What if Joe Biden is going to run for the Democratic nomination after all?
Most Democrats seem ready for Hillary Clinton—or at least appear content with her candidacy. But what about the ones who who were bidin’ for Biden? There are new signs the vice president might consider running for president after all.
Biden has given little indication he was exploring a run: There’s no super PAC, no cultivation of a network of fundraisers or grassroots organizers, few visits to early-primary states. While his boss hasn’t endorsed Clinton—and says he won’t endorse in the primary—many members of the Obama administration have gone to work for Clinton, including some close to Biden.
But Biden also hasn’t given any clear indication that he isn’t running, and a column by Maureen Dowd in Saturday’s New York Times has set off new speculation. One reason Biden didn’t get into the race was that his son Beau was dying of cancer, and the vice president was focused on being with his son. But before he died in May, Dowd reported, Beau Biden tried to get his father to promise to run. Now Joe Biden is considering the idea.
It’s impossible to “solve” the Iranian nuclear threat. This agreement is the next best thing.
Having carefully reviewed the lengthy and complex agreement negotiated by the United States and its international partners with Iran, I have reached the following conclusion: If I were a member of Congress, I would vote yes on the deal. Here are nine reasons why.
1) No one has identified a better feasible alternative. Before negotiations halted its nuclear advance, Iran had marched relentlessly down the field from 10 years away from a bomb to two months from that goal line. In response, the United States and its partners imposed a series of sanctions that have had a significant impact on Iran’s economy, driving it to negotiate. That strategy worked, and resulted in a deal. In the absence of this agreement, the most likely outcome would be that the parties resume doing what they were doing before the freeze began: Iran installing more centrifuges, accumulating a larger stockpile of bomb-usable material, shrinking the time required to build a bomb; the U.S. resuming an effort to impose more severe sanctions on Iran. Alternatively, Israel or the United States could conduct military strikes on Iran’s nuclear facilities, setting back the Iranian program by two years, or perhaps even three. But that option risks wider war in the Middle East, an Iran even more determined to acquire a bomb, and the collapse of consensus among American allies.
In the footage, secretly recorded by an anti-abortion-rights group, an official from the organization discusses the procurement and cost of intact fetuses.
Planned Parenthood’s handling of fetal tissue for research is the subject of a fresh video released Tuesday by an anti-abortion group.
In the latest video, the fifth released by Irvine, California-based Center for Medical Progress, an official from Planned Parenthood discusses the procurement and cost of intact fetuses.
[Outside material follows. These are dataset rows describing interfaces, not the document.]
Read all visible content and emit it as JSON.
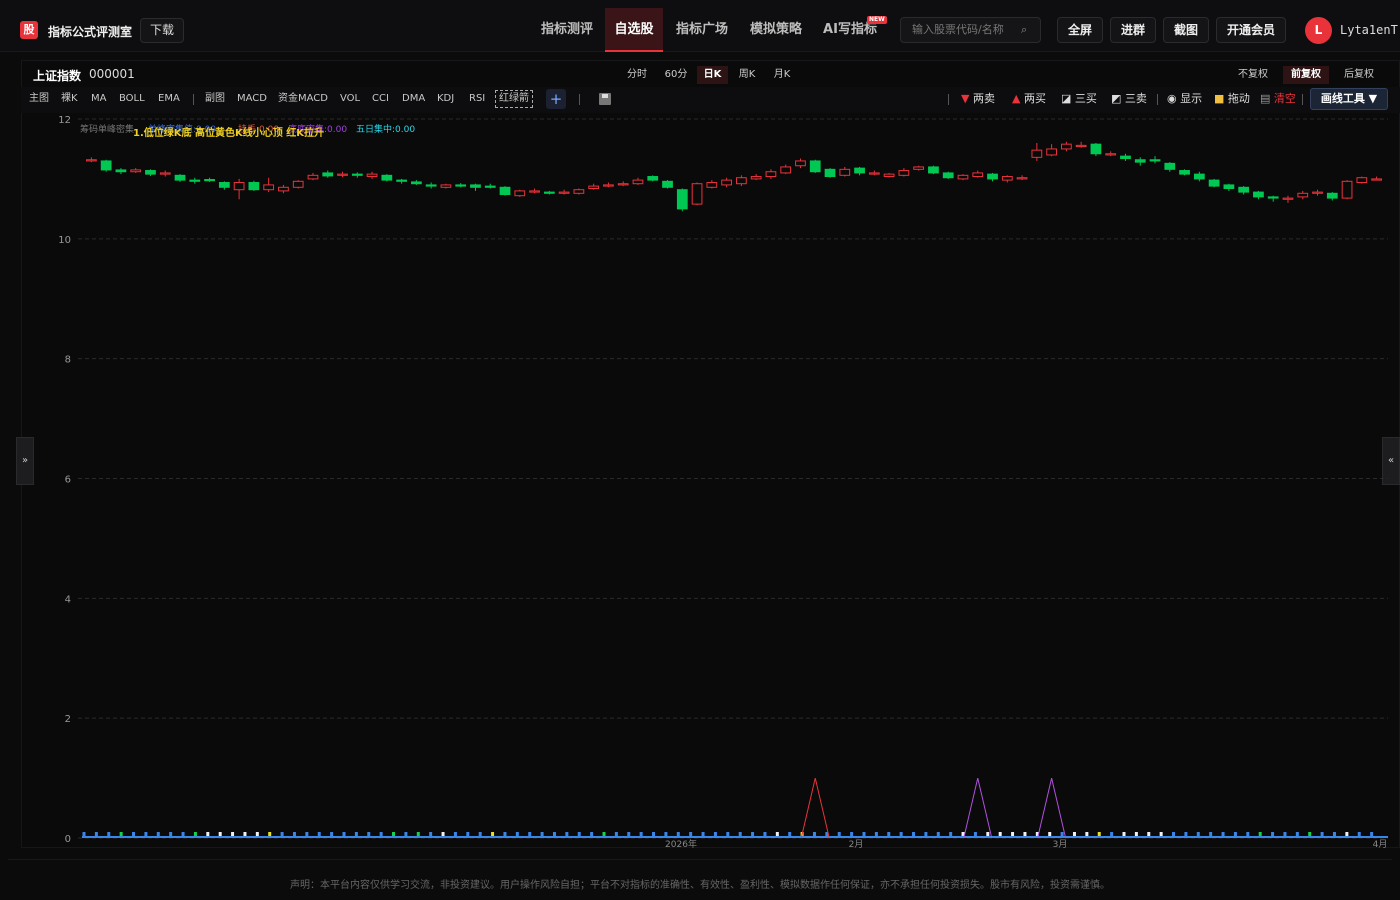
{
  "app": {
    "logo_char": "股",
    "brand": "指标公式评测室",
    "download": "下载"
  },
  "nav": [
    "指标测评",
    "自选股",
    "指标广场",
    "模拟策略",
    "AI写指标"
  ],
  "nav_active": 1,
  "new_badge": "NEW",
  "search": {
    "placeholder": "输入股票代码/名称"
  },
  "top_buttons": [
    "全屏",
    "进群",
    "截图",
    "开通会员"
  ],
  "user": {
    "avatar": "L",
    "name": "Lyta1enT"
  },
  "stock": {
    "name": "上证指数",
    "code": "000001"
  },
  "periods": [
    "分时",
    "60分",
    "日K",
    "周K",
    "月K"
  ],
  "period_active": 2,
  "adjust": [
    "不复权",
    "前复权",
    "后复权"
  ],
  "adjust_active": 1,
  "indicators_main": [
    "主图",
    "裸K",
    "MA",
    "BOLL",
    "EMA"
  ],
  "indicators_sub": [
    "副图",
    "MACD",
    "资金MACD",
    "VOL",
    "CCI",
    "DMA",
    "KDJ",
    "RSI",
    "红绿箭"
  ],
  "tools": {
    "two_sell": "两卖",
    "two_buy": "两买",
    "three_buy": "三买",
    "three_sell": "三卖",
    "show": "显示",
    "drag": "拖动",
    "clear": "清空",
    "draw_tools": "画线工具 ▼"
  },
  "legend": {
    "line1_a": "筹码单峰密集",
    "line1_b": "单峰密集值:0.00",
    "line1_c": "挂丢:0.00",
    "line1_d": "底底密集:0.00",
    "line1_e": "五日集中:0.00",
    "overlay": "1.低位绿K底 高位黄色K线小心顶 红K拉升"
  },
  "colors": {
    "up": "#e8333b",
    "down": "#00c853",
    "accent": "#e8333b"
  },
  "chart_data": {
    "type": "candlestick",
    "ylim": [
      0,
      12
    ],
    "yticks": [
      0,
      2,
      4,
      6,
      8,
      10,
      12
    ],
    "x_labels": [
      "2026年",
      "2月",
      "3月",
      "4月"
    ],
    "candles": [
      [
        11.32,
        11.32,
        11.36,
        11.28
      ],
      [
        11.3,
        11.15,
        11.32,
        11.12
      ],
      [
        11.15,
        11.12,
        11.18,
        11.08
      ],
      [
        11.12,
        11.15,
        11.18,
        11.1
      ],
      [
        11.14,
        11.08,
        11.16,
        11.05
      ],
      [
        11.08,
        11.1,
        11.14,
        11.04
      ],
      [
        11.06,
        10.98,
        11.08,
        10.95
      ],
      [
        10.98,
        10.96,
        11.02,
        10.92
      ],
      [
        10.99,
        10.98,
        11.02,
        10.95
      ],
      [
        10.94,
        10.86,
        10.96,
        10.82
      ],
      [
        10.82,
        10.94,
        11.0,
        10.66
      ],
      [
        10.94,
        10.82,
        10.97,
        10.8
      ],
      [
        10.82,
        10.9,
        11.02,
        10.78
      ],
      [
        10.8,
        10.86,
        10.9,
        10.76
      ],
      [
        10.86,
        10.96,
        10.98,
        10.84
      ],
      [
        11.0,
        11.06,
        11.1,
        10.98
      ],
      [
        11.1,
        11.05,
        11.14,
        11.02
      ],
      [
        11.06,
        11.08,
        11.12,
        11.03
      ],
      [
        11.08,
        11.06,
        11.11,
        11.02
      ],
      [
        11.04,
        11.08,
        11.12,
        11.0
      ],
      [
        11.06,
        10.98,
        11.08,
        10.96
      ],
      [
        10.98,
        10.96,
        11.0,
        10.92
      ],
      [
        10.95,
        10.92,
        10.98,
        10.9
      ],
      [
        10.9,
        10.88,
        10.94,
        10.84
      ],
      [
        10.86,
        10.9,
        10.92,
        10.84
      ],
      [
        10.9,
        10.88,
        10.93,
        10.86
      ],
      [
        10.9,
        10.86,
        10.92,
        10.8
      ],
      [
        10.88,
        10.86,
        10.92,
        10.84
      ],
      [
        10.86,
        10.74,
        10.88,
        10.72
      ],
      [
        10.72,
        10.8,
        10.82,
        10.7
      ],
      [
        10.78,
        10.8,
        10.84,
        10.76
      ],
      [
        10.78,
        10.76,
        10.8,
        10.74
      ],
      [
        10.76,
        10.78,
        10.82,
        10.74
      ],
      [
        10.76,
        10.82,
        10.84,
        10.74
      ],
      [
        10.84,
        10.88,
        10.92,
        10.82
      ],
      [
        10.88,
        10.9,
        10.94,
        10.86
      ],
      [
        10.9,
        10.92,
        10.96,
        10.88
      ],
      [
        10.92,
        10.98,
        11.02,
        10.9
      ],
      [
        11.04,
        10.98,
        11.06,
        10.96
      ],
      [
        10.96,
        10.86,
        10.98,
        10.84
      ],
      [
        10.82,
        10.5,
        10.84,
        10.46
      ],
      [
        10.58,
        10.92,
        10.94,
        10.56
      ],
      [
        10.86,
        10.94,
        10.98,
        10.84
      ],
      [
        10.9,
        10.98,
        11.02,
        10.86
      ],
      [
        10.92,
        11.02,
        11.06,
        10.88
      ],
      [
        11.0,
        11.04,
        11.08,
        10.98
      ],
      [
        11.04,
        11.12,
        11.16,
        11.0
      ],
      [
        11.1,
        11.2,
        11.24,
        11.08
      ],
      [
        11.22,
        11.3,
        11.34,
        11.18
      ],
      [
        11.3,
        11.12,
        11.32,
        11.1
      ],
      [
        11.16,
        11.04,
        11.18,
        11.02
      ],
      [
        11.06,
        11.16,
        11.2,
        11.04
      ],
      [
        11.18,
        11.1,
        11.2,
        11.06
      ],
      [
        11.1,
        11.1,
        11.14,
        11.06
      ],
      [
        11.04,
        11.08,
        11.1,
        11.02
      ],
      [
        11.06,
        11.14,
        11.18,
        11.04
      ],
      [
        11.16,
        11.2,
        11.22,
        11.14
      ],
      [
        11.2,
        11.1,
        11.22,
        11.08
      ],
      [
        11.1,
        11.02,
        11.12,
        11.0
      ],
      [
        11.0,
        11.06,
        11.08,
        10.98
      ],
      [
        11.04,
        11.1,
        11.14,
        11.02
      ],
      [
        11.08,
        11.0,
        11.1,
        10.96
      ],
      [
        10.98,
        11.04,
        11.06,
        10.94
      ],
      [
        11.0,
        11.02,
        11.06,
        10.98
      ],
      [
        11.36,
        11.48,
        11.6,
        11.3
      ],
      [
        11.4,
        11.5,
        11.58,
        11.38
      ],
      [
        11.5,
        11.58,
        11.62,
        11.46
      ],
      [
        11.56,
        11.56,
        11.62,
        11.52
      ],
      [
        11.58,
        11.42,
        11.6,
        11.38
      ],
      [
        11.42,
        11.42,
        11.46,
        11.38
      ],
      [
        11.38,
        11.34,
        11.42,
        11.3
      ],
      [
        11.32,
        11.28,
        11.36,
        11.22
      ],
      [
        11.32,
        11.3,
        11.38,
        11.26
      ],
      [
        11.26,
        11.16,
        11.28,
        11.12
      ],
      [
        11.14,
        11.08,
        11.16,
        11.06
      ],
      [
        11.08,
        11.0,
        11.12,
        10.96
      ],
      [
        10.98,
        10.88,
        11.0,
        10.86
      ],
      [
        10.9,
        10.84,
        10.92,
        10.8
      ],
      [
        10.86,
        10.78,
        10.88,
        10.74
      ],
      [
        10.78,
        10.7,
        10.8,
        10.66
      ],
      [
        10.7,
        10.68,
        10.72,
        10.62
      ],
      [
        10.66,
        10.68,
        10.72,
        10.6
      ],
      [
        10.7,
        10.76,
        10.8,
        10.66
      ],
      [
        10.76,
        10.78,
        10.82,
        10.72
      ],
      [
        10.76,
        10.68,
        10.78,
        10.64
      ],
      [
        10.68,
        10.96,
        10.98,
        10.66
      ],
      [
        10.94,
        11.02,
        11.04,
        10.92
      ],
      [
        11.0,
        11.0,
        11.04,
        10.98
      ]
    ],
    "bottom_markers": "bbbgbbbbbgwwwwwybbbbbbbbbgbgbwbbbybbbbbbbbgbbbbbbbbbbbbbwbybbbbbbbbbbbbwbwwwwwwbwwybwwwwbbbbbbbgbbbgbbwbb",
    "spikes": [
      {
        "index": 49,
        "value": 1.0,
        "color": "#e8333b"
      },
      {
        "index": 60,
        "value": 1.0,
        "color": "#b050e0"
      },
      {
        "index": 65,
        "value": 1.0,
        "color": "#b050e0"
      }
    ]
  },
  "footer": "声明：本平台内容仅供学习交流，非投资建议。用户操作风险自担；平台不对指标的准确性、有效性、盈利性、模拟数据作任何保证，亦不承担任何投资损失。股市有风险，投资需谨慎。"
}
The video, we should warn you, is graphic.
Planned Parenthood calls the videos a “smear campaign.” It says the footage is highly edited, misleading, and takes discussions out of context.
The Center for Medical Progress has faced two court orders that block the release of future videos, but those orders are limited to footage recorded at meetings of the National Abortion Federation and those dealing with a tissue procurement company. Fox News adds: “Tuesday’s release, purely reliant on video taken inside a Planned Parenthood clinic, would not seem to violate either order.”